- Antibiotic ointment
- Burn ointment
- Adhesive bandages in a variety of sizes
- Eye wash solution to flush the eyes or as general decontaminant
- Prescription medications you take every day such as insulin, heart medicine and asthma inhalers. You should periodically rotate medicines to account for expiration dates.
- Prescribed medical supplies such as glucose and blood pressure monitoring equipment and supplies
Aspirin or non-aspirin pain reliever
Other first aid supplies:
Tube of petroleum jelly or another lubricant
Maintaining Your Kit
Just as important as putting your supplies together is maintaining them so they are safe to use when needed. Here are some tips to keep your supplies ready and in good condition:
- Keep canned food in a cool, dry place.
- Store boxed food in tightly closed plastic or metal containers to protect from pests and to extend its shelf life.
- Throw out any canned good that becomes swollen, dented or corroded.
- Use foods before they go bad and replace them with fresh supplies.
- Place new items at the back of the storage area and older ones in the front.
- Change stored food and water supplies every six months. Be sure to write the date you store it on all containers.
- Re-think your needs every year and update your kit as your family’s needs change.
Keep items in airtight plastic bags and put your entire disaster supplies kit in one or two easy-to-carry containers, such as an unused trashcan, camping backpack or duffel bag.
Kit Storage Locations
Since you do not know where you will be when an emergency occurs, prepare supplies for home, work and vehicles.
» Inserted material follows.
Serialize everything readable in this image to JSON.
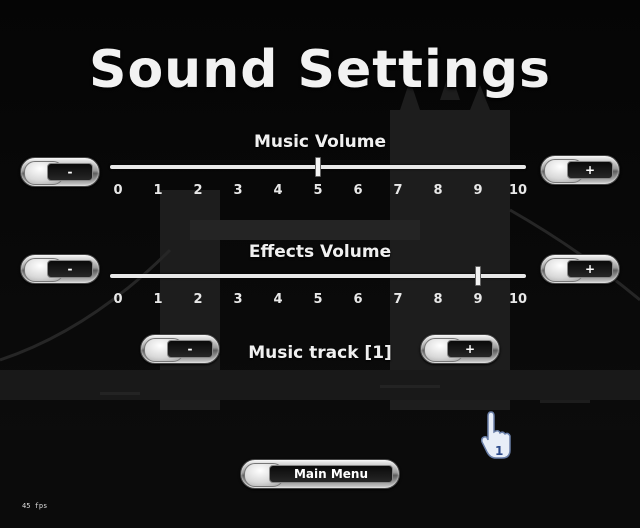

Your disaster supplies kit should contain essential food, water and supplies for at least three days. Keep this kit in a designated place and have it ready in case you have to leave your home quickly. Make sure all family members know where the kit is kept. Additionally, you may want to consider having supplies for sheltering for up to two weeks.
You need to be prepared to shelter at work for at least 24 hours. Make sure you have food and water and other necessities like medicines in your kit. Also, be sure to have comfortable walking shoes at your workplace in case an evacuation requires walking long distances. Your kit should also be in one container and ready to “grab and go” in case you are evacuated from your workplace.
In case you are stranded, keep a kit of emergency supplies in your car. This kit should include:
- Jumper cables
- Flashlights and extra batteries
- First aid kit and necessary medications in case you are away from home for a prolonged time
- Food items containing protein such as nuts and energy bars; canned fruit and a portable can opener
- Water for each person and pet in your car
- AM/FM radio to listen to traffic reports and emergency messages
- Cat litter or sand for better tire traction
- Ice scraper
- Warm clothes, gloves, hat, sturdy boots, jacket and an extra change of clothes
- Blankets or sleeping bags
A fully-charged cell phone and phone charger
Flares or reflective triangle
Baby formula and diapers if you have a small child
Be prepared for an emergency by keeping your gas tank full and if you find yourself stranded, be safe and stay in your car, put on your flashers, call for help and wait until it arrives.